Userlevel 7
Badge +21
A potential purchase of a Playbar is thwarted because it doesn't have the functionality that you desire. Rather than try to find an alternate solution you claim this is a slap in the face from Sonos and a middle finger.

Ok.
Userlevel 1
The functionality I desire? That would be the functionality offered by every other product on the market when I am purchasing a premium product for a top of the market price.

Sonos product marketing is based on being "easy" right? Having to research which features offered by literally every other product on on the market that might not be available in the highest priced product on the market doesn't exactly fit that description does it? If I'm paying top dollar, I'm expecting not to have to worry about that kind of nonsense, right?

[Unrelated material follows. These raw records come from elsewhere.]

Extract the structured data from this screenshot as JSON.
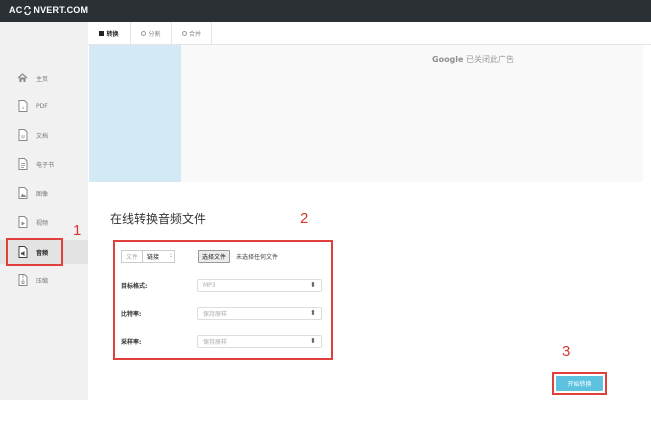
{
  "header": {
    "logo_left": "AC",
    "logo_right": "NVERT.COM"
  },
  "sidebar": {
    "items": [
      {
        "label": "主页",
        "icon": "home-icon"
      },
      {
        "label": "PDF",
        "icon": "pdf-file-icon"
      },
      {
        "label": "文档",
        "icon": "document-file-icon"
      },
      {
        "label": "电子书",
        "icon": "ebook-file-icon"
      },
      {
        "label": "图像",
        "icon": "image-file-icon"
      },
      {
        "label": "视频",
        "icon": "video-file-icon"
      },
      {
        "label": "音频",
        "icon": "audio-file-icon",
        "active": true
      },
      {
        "label": "压缩",
        "icon": "archive-file-icon"
      }
    ]
  },
  "tabs": [
    {
      "label": "转换",
      "active": true
    },
    {
      "label": "分割"
    },
    {
      "label": "合并"
    }
  ],
  "ad": {
    "brand": "Google",
    "text": "已关闭此广告"
  },
  "main": {
    "title": "在线转换音频文件",
    "source_tabs": [
      "文件",
      "链接"
    ],
    "colon": ":",
    "choose_file": "选择文件",
    "no_file": "未选择任何文件",
    "fields": [
      {
        "label": "目标格式:",
        "value": "MP3"
      },
      {
        "label": "比特率:",
        "value": "保持原样"
      },
      {
        "label": "采样率:",
        "value": "保持原样"
      }
    ],
    "start_button": "开始转换"
  },
  "annotations": {
    "n1": "1",
    "n2": "2",
    "n3": "3"
  },
  "colors": {
    "highlight": "#e0403a",
    "start_button": "#5cc2e0",
    "topbar": "#2b3035",
    "ad_block": "#d3e9f6"
  }
}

It's going to just work right?

This example is exactly the reason why Sonos's current CEO publicly called out his own company on taking the positioni saying that they needed a "bias to action".
For one thing, DTS Play-Fi is a direct competitor. Sonos has ongoing lawsuits with Denon Heos, whose parent company sells a lot of products using DTS Play-Fi. Sonos is emphasizing streaming, where DTS isn't a huge factor. They've done their market research, and know FAR more about it than you do, without question. They will do what's best for sales in their target customer base, not based on random complaints from forum posters with little to zero knowledge of the market that they know very well.
Userlevel 1
As far as I can tell Play-Fi is a wireless protocol while DTS is a codec so I'm not sure what you are referring to. I'm referring to the codec included in literally every other product on the market.

Regarding what is best for sales, why not both emphasize streaming AND sell to me as well? I'm not market researcher but that seems like it just might work. I'm guessing that including a single universally available codec in the highest priced product on the market might also still leave a healthy margin on each unit.

What's best for sales also probably doesn't include constant complaining on their own forums and online about the inexplicable omission of an obvious feature. For all we know it might have actually been cheaper to have just done the obvious originally than all the time spent since them crafting and communicating the lame excuses for not doing it.

Bias to action Sonos. Bias to action.
Sigh. Play-Fi is owned by DTS, the company. Play-Fi is used by Sonos’ competitor, which also owns Denon Heos. Sonos is in a huge legal battle with Heos for stealing Sonos’ patents.

Is it clear now, or do you need it spelled out in Crayons?